» EXERCISE INSTRUCTIONS
The answer must give back every line of the data exactly, with no pictures.
DATA FOR THIS EXERCISE Block Start
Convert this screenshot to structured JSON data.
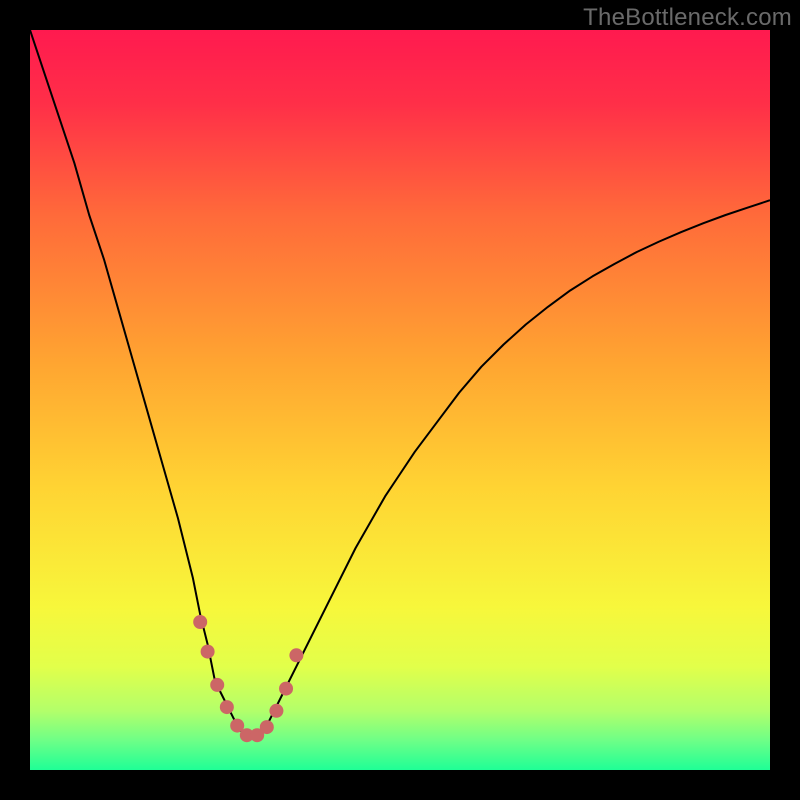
{
  "watermark": "TheBottleneck.com",
  "chart_data": {
    "type": "line",
    "title": "",
    "xlabel": "",
    "ylabel": "",
    "xlim": [
      0,
      100
    ],
    "ylim": [
      0,
      100
    ],
    "grid": false,
    "series": [
      {
        "name": "curve",
        "stroke": "#000000",
        "stroke_width": 2.0,
        "x": [
          0,
          2,
          4,
          6,
          8,
          10,
          12,
          14,
          16,
          18,
          20,
          21,
          22,
          23,
          24,
          25,
          26,
          27,
          28,
          28.7,
          29.5,
          30.5,
          31.2,
          32,
          33,
          34,
          36,
          38,
          40,
          42,
          44,
          46,
          48,
          50,
          52,
          55,
          58,
          61,
          64,
          67,
          70,
          73,
          76,
          79,
          82,
          85,
          88,
          91,
          94,
          97,
          100
        ],
        "y": [
          100,
          94,
          88,
          82,
          75,
          69,
          62,
          55,
          48,
          41,
          34,
          30,
          26,
          21,
          17,
          12,
          10,
          8,
          6,
          5,
          4.5,
          4.5,
          5,
          6,
          8,
          10,
          14,
          18,
          22,
          26,
          30,
          33.5,
          37,
          40,
          43,
          47,
          51,
          54.5,
          57.5,
          60.2,
          62.6,
          64.8,
          66.7,
          68.4,
          70,
          71.4,
          72.7,
          73.9,
          75,
          76,
          77
        ]
      },
      {
        "name": "marker-dots",
        "stroke": "#cc6666",
        "stroke_width": 14,
        "linecap": "round",
        "x": [
          23.0,
          24.0,
          25.3,
          26.6,
          28.0,
          29.3,
          30.7,
          32.0,
          33.3,
          34.6,
          36.0
        ],
        "y": [
          20.0,
          16.0,
          11.5,
          8.5,
          6.0,
          4.7,
          4.7,
          5.8,
          8.0,
          11.0,
          15.5
        ]
      }
    ],
    "background_gradient": {
      "type": "vertical",
      "stops": [
        {
          "offset": 0.0,
          "color": "#ff1a4f"
        },
        {
          "offset": 0.1,
          "color": "#ff2f48"
        },
        {
          "offset": 0.25,
          "color": "#ff6a3a"
        },
        {
          "offset": 0.45,
          "color": "#ffa531"
        },
        {
          "offset": 0.62,
          "color": "#ffd433"
        },
        {
          "offset": 0.78,
          "color": "#f7f73b"
        },
        {
          "offset": 0.86,
          "color": "#e2ff4a"
        },
        {
          "offset": 0.92,
          "color": "#b3ff6a"
        },
        {
          "offset": 0.96,
          "color": "#6eff87"
        },
        {
          "offset": 1.0,
          "color": "#1fff96"
        }
      ]
    }
  }
}
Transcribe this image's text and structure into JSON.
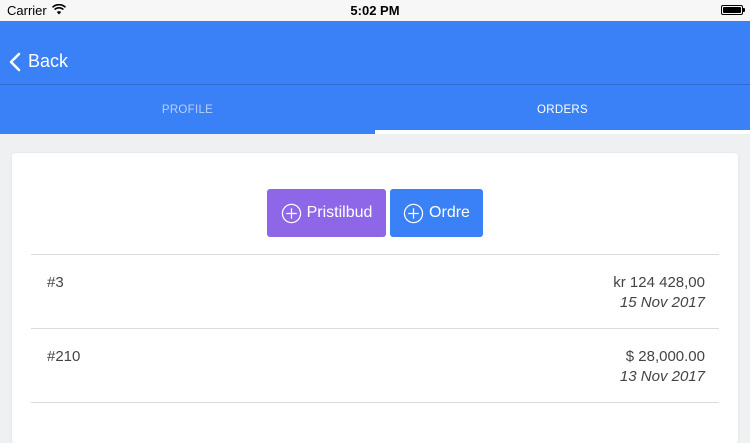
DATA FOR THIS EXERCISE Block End
» EXERCISE RESULT
Convert this screenshot to structured JSON data.
{
  "watermark": "TheBottleneck.com",
  "chart_data": {
    "type": "line",
    "title": "",
    "xlabel": "",
    "ylabel": "",
    "xlim": [
      0,
      100
    ],
    "ylim": [
      0,
      100
    ],
    "grid": false,
    "series": [
      {
        "name": "curve",
        "stroke": "#000000",
        "stroke_width": 2.0,
        "x": [
          0,
          2,
          4,
          6,
          8,
          10,
          12,
          14,
          16,
          18,
          20,
          21,
          22,
          23,
          24,
          25,
          26,
          27,
          28,
          28.7,
          29.5,
          30.5,
          31.2,
          32,
          33,
          34,
          36,
          38,
          40,
          42,
          44,
          46,
          48,
          50,
          52,
          55,
          58,
          61,
          64,
          67,
          70,
          73,
          76,
          79,
          82,
          85,
          88,
          91,
          94,
          97,
          100
        ],
        "y": [
          100,
          94,
          88,
          82,
          75,
          69,
          62,
          55,
          48,
          41,
          34,
          30,
          26,
          21,
          17,
          12,
          10,
          8,
          6,
          5,
          4.5,
          4.5,
          5,
          6,
          8,
          10,
          14,
          18,
          22,
          26,
          30,
          33.5,
          37,
          40,
          43,
          47,
          51,
          54.5,
          57.5,
          60.2,
          62.6,
          64.8,
          66.7,
          68.4,
          70,
          71.4,
          72.7,
          73.9,
          75,
          76,
          77
        ]
      },
      {
        "name": "marker-dots",
        "stroke": "#cc6666",
        "stroke_width": 14,
        "linecap": "round",
        "x": [
          23.0,
          24.0,
          25.3,
          26.6,
          28.0,
          29.3,
          30.7,
          32.0,
          33.3,
          34.6,
          36.0
        ],
        "y": [
          20.0,
          16.0,
          11.5,
          8.5,
          6.0,
          4.7,
          4.7,
          5.8,
          8.0,
          11.0,
          15.5
        ]
      }
    ],
    "background_gradient": {
      "type": "vertical",
      "stops": [
        {
          "offset": 0.0,
          "color": "#ff1a4f"
        },
        {
          "offset": 0.1,
          "color": "#ff2f48"
        },
        {
          "offset": 0.25,
          "color": "#ff6a3a"
        },
        {
          "offset": 0.45,
          "color": "#ffa531"
        },
        {
          "offset": 0.62,
          "color": "#ffd433"
        },
        {
          "offset": 0.78,
          "color": "#f7f73b"
        },
        {
          "offset": 0.86,
          "color": "#e2ff4a"
        },
        {
          "offset": 0.92,
          "color": "#b3ff6a"
        },
        {
          "offset": 0.96,
          "color": "#6eff87"
        },
        {
          "offset": 1.0,
          "color": "#1fff96"
        }
      ]
    }
  }
}
Transcribe this image's text and structure into JSON.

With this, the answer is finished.